■ What to produce
Lines below that include "icon" are the answer; copy each one.

** Records follows **

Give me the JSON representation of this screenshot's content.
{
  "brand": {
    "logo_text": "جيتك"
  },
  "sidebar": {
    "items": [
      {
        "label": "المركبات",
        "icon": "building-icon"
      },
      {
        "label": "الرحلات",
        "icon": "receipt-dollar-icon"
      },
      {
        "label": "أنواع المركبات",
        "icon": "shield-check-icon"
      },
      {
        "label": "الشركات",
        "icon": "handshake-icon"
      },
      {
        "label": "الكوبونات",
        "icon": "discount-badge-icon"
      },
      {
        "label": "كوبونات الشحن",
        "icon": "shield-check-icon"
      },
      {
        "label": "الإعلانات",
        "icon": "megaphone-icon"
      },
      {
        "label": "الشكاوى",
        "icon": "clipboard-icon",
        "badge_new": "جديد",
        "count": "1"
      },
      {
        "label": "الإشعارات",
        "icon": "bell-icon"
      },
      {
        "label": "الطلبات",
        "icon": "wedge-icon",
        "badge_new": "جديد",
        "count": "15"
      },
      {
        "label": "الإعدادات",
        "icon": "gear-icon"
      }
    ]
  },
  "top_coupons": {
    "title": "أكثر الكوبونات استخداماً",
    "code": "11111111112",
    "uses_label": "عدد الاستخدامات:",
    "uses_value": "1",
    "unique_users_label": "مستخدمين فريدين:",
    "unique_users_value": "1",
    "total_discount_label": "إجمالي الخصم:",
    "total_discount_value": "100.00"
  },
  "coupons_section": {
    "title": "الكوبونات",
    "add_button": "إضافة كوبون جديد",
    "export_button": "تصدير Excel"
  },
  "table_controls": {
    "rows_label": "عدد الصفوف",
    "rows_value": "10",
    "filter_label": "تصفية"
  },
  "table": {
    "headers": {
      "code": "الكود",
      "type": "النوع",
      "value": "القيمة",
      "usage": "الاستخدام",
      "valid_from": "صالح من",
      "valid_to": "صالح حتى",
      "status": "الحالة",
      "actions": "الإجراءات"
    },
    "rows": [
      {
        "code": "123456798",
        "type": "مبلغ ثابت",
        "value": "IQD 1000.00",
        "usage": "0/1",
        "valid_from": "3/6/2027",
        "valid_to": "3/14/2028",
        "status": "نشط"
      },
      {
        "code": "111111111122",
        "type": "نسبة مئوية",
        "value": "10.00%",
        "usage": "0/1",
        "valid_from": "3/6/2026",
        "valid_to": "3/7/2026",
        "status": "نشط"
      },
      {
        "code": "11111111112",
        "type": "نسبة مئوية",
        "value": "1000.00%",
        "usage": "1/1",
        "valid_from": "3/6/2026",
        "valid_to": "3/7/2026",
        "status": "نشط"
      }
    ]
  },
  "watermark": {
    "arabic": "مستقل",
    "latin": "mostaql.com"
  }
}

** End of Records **

■ Expected output
        "icon": "building-icon"
        "icon": "receipt-dollar-icon"
        "icon": "shield-check-icon"
        "icon": "handshake-icon"
        "icon": "discount-badge-icon"
        "icon": "shield-check-icon"
        "icon": "megaphone-icon"
        "icon": "clipboard-icon",
        "icon": "bell-icon"
        "icon": "wedge-icon",
        "icon": "gear-icon"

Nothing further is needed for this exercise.